According to statistics published by the State Secretariat for Migration (SEM), by the end of September 2019, 646 B-quota permits were still available out of the 4,500. The number of L-quota permits available was 2,253 out of the 4,000. These figures take into account the reserve left from the previous year also. 

Updated information about quota permits for European nationals

You may know that EU27/EEA nationals can benefit from the agreement on the free movement of persons signed between Switzerland and the European Union. This means that those nationals do not need work authorization to work on a local work contract. However, EU27/EEA nationals coming for an international assignment in Switzerland are still subject to quotas and must apply for a permit.

For EU27/EEA nationals on assignment, the Federal Council— as in the previous year— authorised 500 B Residence Permits and 3,000 L Short-term Permits. These quotas are released quarterly and are available as a pool between all the cantons of Switzerland.

At the end of September 2019, 220 of the 500 B-quota permits were still available to nationals from the EU27/EEA member states for the remainder of the year. Taking into consideration the permits left from the previous year, there are a total of 237 B-quota permits available for the rest of 2019.

At the end of September 2019, there were 1,320 L-quota permits remaining from the 2019 quota, making a total of 1,475 when counting reserves remaining from the previous year.

Quota restrictions: Updated information about Romanian, Bulgarian and Croatian nationals

From June 1, 2019, Romanian and Bulgarian nationals now benefit from full freedom of movement of persons and are subject to the same criteria as the EU27/EEA citizens in terms of local employment and relocation to Switzerland.

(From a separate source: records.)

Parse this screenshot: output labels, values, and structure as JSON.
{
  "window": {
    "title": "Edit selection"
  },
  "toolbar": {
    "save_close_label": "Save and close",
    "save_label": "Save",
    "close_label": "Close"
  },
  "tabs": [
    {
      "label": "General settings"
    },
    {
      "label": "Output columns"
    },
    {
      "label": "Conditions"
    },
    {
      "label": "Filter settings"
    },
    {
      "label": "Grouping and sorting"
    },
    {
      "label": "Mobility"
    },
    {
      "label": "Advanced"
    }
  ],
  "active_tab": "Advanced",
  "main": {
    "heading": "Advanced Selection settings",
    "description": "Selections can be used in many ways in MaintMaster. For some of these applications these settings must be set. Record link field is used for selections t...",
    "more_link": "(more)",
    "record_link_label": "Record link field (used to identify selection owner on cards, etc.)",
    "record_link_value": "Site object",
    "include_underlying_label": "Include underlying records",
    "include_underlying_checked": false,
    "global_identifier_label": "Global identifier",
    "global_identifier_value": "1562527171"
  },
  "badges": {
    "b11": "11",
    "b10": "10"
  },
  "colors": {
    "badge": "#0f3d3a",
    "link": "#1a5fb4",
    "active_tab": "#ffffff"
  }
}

As a reminder, the two countries joined the European Union in 2009. The Federal Council made use of the so-called “safeguard clause,” which permitted the introduction of quotas for permanent Romanian and Bulgarian immigrants for a maximum of 10 years, before they were abolished in May 2019.

Among the EU member states, Croatia is still subject to the “safeguard clause,” with a limited number of permits issued for Croatians. For the year 2019, 103 B-Permits are available for Croatian nationals (approximately 25 permits issued quarterly). L-Permits are limited to 953 for the year 2019 and are also granted quarterly. By the end of September 2019, the B-Permits had been used up for the quarter. The remaining 28 B-Permits are being granted to Croatians as of October, 22. L-Permits were still available at the end of September 2019, and a total of 239 L-Permits will still be available in the last quarter of the year.

For further information, please contact me at Magali.Ntongo@fragomen.com or our team in Switzerland.

Learn more about the Swiss immigration statistics and what it is like to work as a foreign national in Switzerland.